Data excerpts
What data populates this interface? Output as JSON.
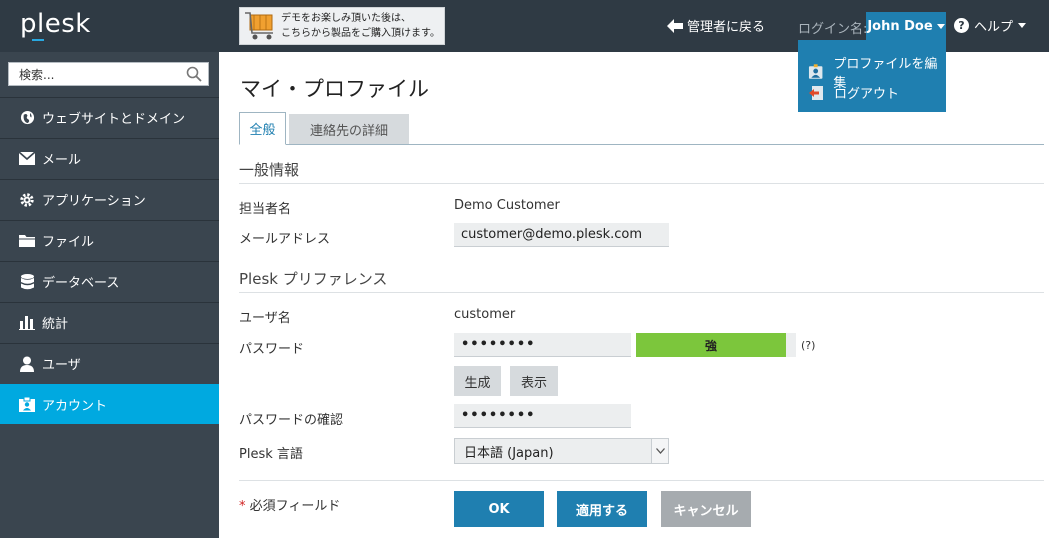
{
  "topbar": {
    "logo": "plesk",
    "promo_line1": "デモをお楽しみ頂いた後は、",
    "promo_line2": "こちらから製品をご購入頂けます。",
    "back_label": "管理者に戻る",
    "login_label": "ログイン名:",
    "user_name": "John Doe",
    "help_label": "ヘルプ"
  },
  "user_menu": {
    "items": [
      {
        "label": "プロファイルを編集",
        "icon": "profile-edit-icon"
      },
      {
        "label": "ログアウト",
        "icon": "logout-icon"
      }
    ]
  },
  "sidebar": {
    "search_placeholder": "検索...",
    "items": [
      {
        "label": "ウェブサイトとドメイン",
        "icon": "globe-icon"
      },
      {
        "label": "メール",
        "icon": "mail-icon"
      },
      {
        "label": "アプリケーション",
        "icon": "gear-icon"
      },
      {
        "label": "ファイル",
        "icon": "folder-icon"
      },
      {
        "label": "データベース",
        "icon": "database-icon"
      },
      {
        "label": "統計",
        "icon": "bar-chart-icon"
      },
      {
        "label": "ユーザ",
        "icon": "user-icon"
      },
      {
        "label": "アカウント",
        "icon": "account-icon",
        "active": true
      }
    ]
  },
  "main": {
    "title": "マイ・プロファイル",
    "tabs": [
      {
        "label": "全般",
        "active": true
      },
      {
        "label": "連絡先の詳細",
        "active": false
      }
    ],
    "general": {
      "header": "一般情報",
      "contact_name_label": "担当者名",
      "contact_name_value": "Demo Customer",
      "email_label": "メールアドレス",
      "email_value": "customer@demo.plesk.com"
    },
    "preferences": {
      "header": "Plesk プリファレンス",
      "username_label": "ユーザ名",
      "username_value": "customer",
      "password_label": "パスワード",
      "password_value": "••••••••",
      "strength_label": "強",
      "strength_help": "(?)",
      "generate_label": "生成",
      "show_label": "表示",
      "confirm_label": "パスワードの確認",
      "confirm_value": "••••••••",
      "language_label": "Plesk 言語",
      "language_value": "日本語 (Japan)"
    },
    "required_star": "*",
    "required_note": "必須フィールド",
    "buttons": {
      "ok": "OK",
      "apply": "適用する",
      "cancel": "キャンセル"
    }
  },
  "colors": {
    "topbar": "#2f3a44",
    "sidebar": "#3a454f",
    "active_nav": "#00a9e0",
    "primary_button": "#1f7fb0",
    "cancel_button": "#a6abaf",
    "strength_good": "#7cc63c"
  }
}
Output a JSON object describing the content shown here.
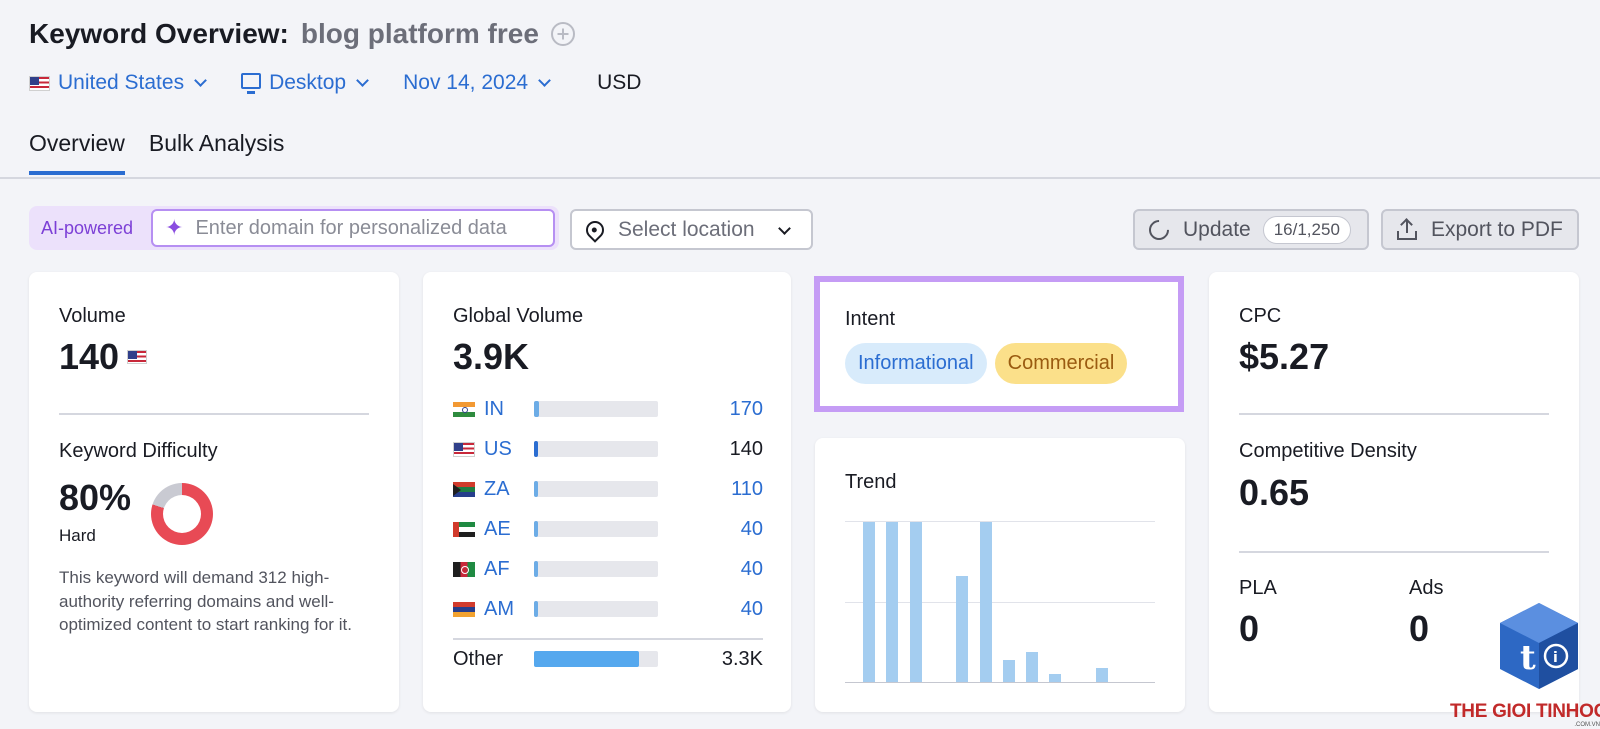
{
  "header": {
    "title": "Keyword Overview:",
    "keyword": "blog platform free"
  },
  "filters": {
    "country": "United States",
    "device": "Desktop",
    "date": "Nov 14, 2024",
    "currency": "USD"
  },
  "tabs": [
    {
      "label": "Overview",
      "active": true
    },
    {
      "label": "Bulk Analysis",
      "active": false
    }
  ],
  "toolbar": {
    "ai_label": "AI-powered",
    "domain_placeholder": "Enter domain for personalized data",
    "location_placeholder": "Select location",
    "update_label": "Update",
    "update_count": "16/1,250",
    "export_label": "Export to PDF"
  },
  "volume_card": {
    "label": "Volume",
    "value": "140",
    "kd_label": "Keyword Difficulty",
    "kd_value": "80%",
    "kd_level": "Hard",
    "kd_percent": 80,
    "kd_description": "This keyword will demand 312 high-authority referring domains and well-optimized content to start ranking for it."
  },
  "global_card": {
    "label": "Global Volume",
    "value": "3.9K",
    "countries": [
      {
        "code": "IN",
        "value": "170",
        "share": 0.04,
        "highlight": false
      },
      {
        "code": "US",
        "value": "140",
        "share": 0.035,
        "highlight": true
      },
      {
        "code": "ZA",
        "value": "110",
        "share": 0.03,
        "highlight": false
      },
      {
        "code": "AE",
        "value": "40",
        "share": 0.02,
        "highlight": false
      },
      {
        "code": "AF",
        "value": "40",
        "share": 0.02,
        "highlight": false
      },
      {
        "code": "AM",
        "value": "40",
        "share": 0.02,
        "highlight": false
      }
    ],
    "other_label": "Other",
    "other_value": "3.3K",
    "other_share": 0.85
  },
  "intent_card": {
    "label": "Intent",
    "tags": [
      "Informational",
      "Commercial"
    ],
    "highlight_color": "#c59cf5"
  },
  "trend_card": {
    "label": "Trend",
    "values": [
      1,
      1,
      1,
      0,
      0.66,
      1,
      0.14,
      0.19,
      0.05,
      0,
      0.09,
      0
    ]
  },
  "cpc_card": {
    "cpc_label": "CPC",
    "cpc_value": "$5.27",
    "density_label": "Competitive Density",
    "density_value": "0.65",
    "pla_label": "PLA",
    "pla_value": "0",
    "ads_label": "Ads",
    "ads_value": "0"
  },
  "watermark": {
    "text": "THE GIOI TINHOC",
    "sub": ".COM.VN"
  },
  "colors": {
    "accent": "#2b6dd1",
    "kd_red": "#e84a55",
    "trend_bar": "#a4cdf0",
    "informational": "#d8ebfb",
    "commercial": "#fbe08a"
  }
}
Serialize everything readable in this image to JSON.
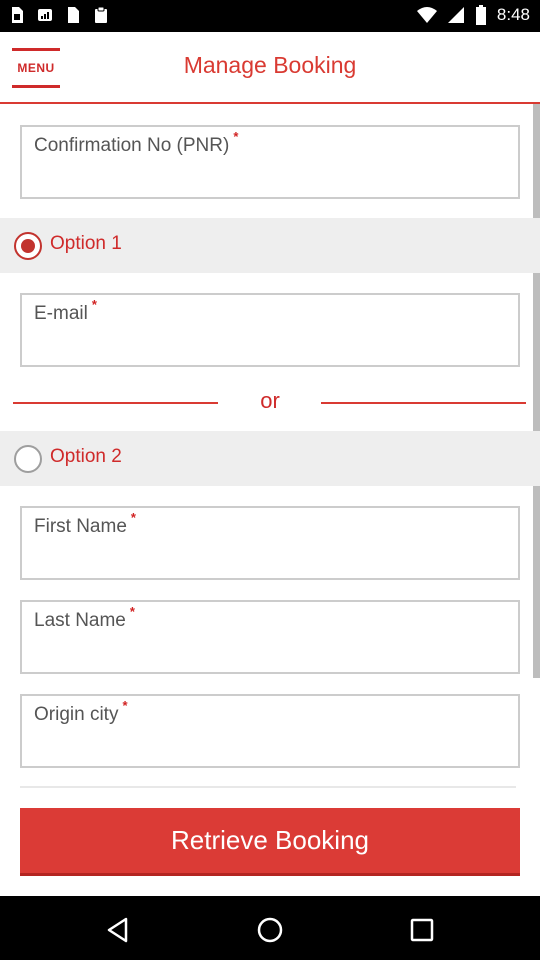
{
  "status_bar": {
    "time": "8:48",
    "left_icons": [
      "sim-icon",
      "signal-strength-icon",
      "storage-icon",
      "clipboard-icon"
    ],
    "right_icons": [
      "wifi-icon",
      "cellular-icon",
      "battery-icon"
    ]
  },
  "header": {
    "menu_label": "MENU",
    "title": "Manage Booking"
  },
  "form": {
    "confirmation": {
      "label": "Confirmation No (PNR)",
      "required_mark": "*",
      "value": ""
    },
    "option1": {
      "label": "Option 1",
      "selected": true
    },
    "email": {
      "label": "E-mail",
      "required_mark": "*",
      "value": ""
    },
    "or_text": "or",
    "option2": {
      "label": "Option 2",
      "selected": false
    },
    "first_name": {
      "label": "First Name",
      "required_mark": "*",
      "value": ""
    },
    "last_name": {
      "label": "Last Name",
      "required_mark": "*",
      "value": ""
    },
    "origin_city": {
      "label": "Origin city",
      "required_mark": "*",
      "value": ""
    }
  },
  "retrieve_button_label": "Retrieve Booking",
  "nav_bar": [
    "back-icon",
    "home-icon",
    "recents-icon"
  ],
  "colors": {
    "accent": "#d93a32",
    "option_bg": "#eeeeee",
    "field_border": "#cccccc"
  }
}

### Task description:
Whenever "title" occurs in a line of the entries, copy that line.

### Answer box:
    "title": "マイ・プロファイル",
    "title": "Keyword Overview:",
    "title": "Manage Booking"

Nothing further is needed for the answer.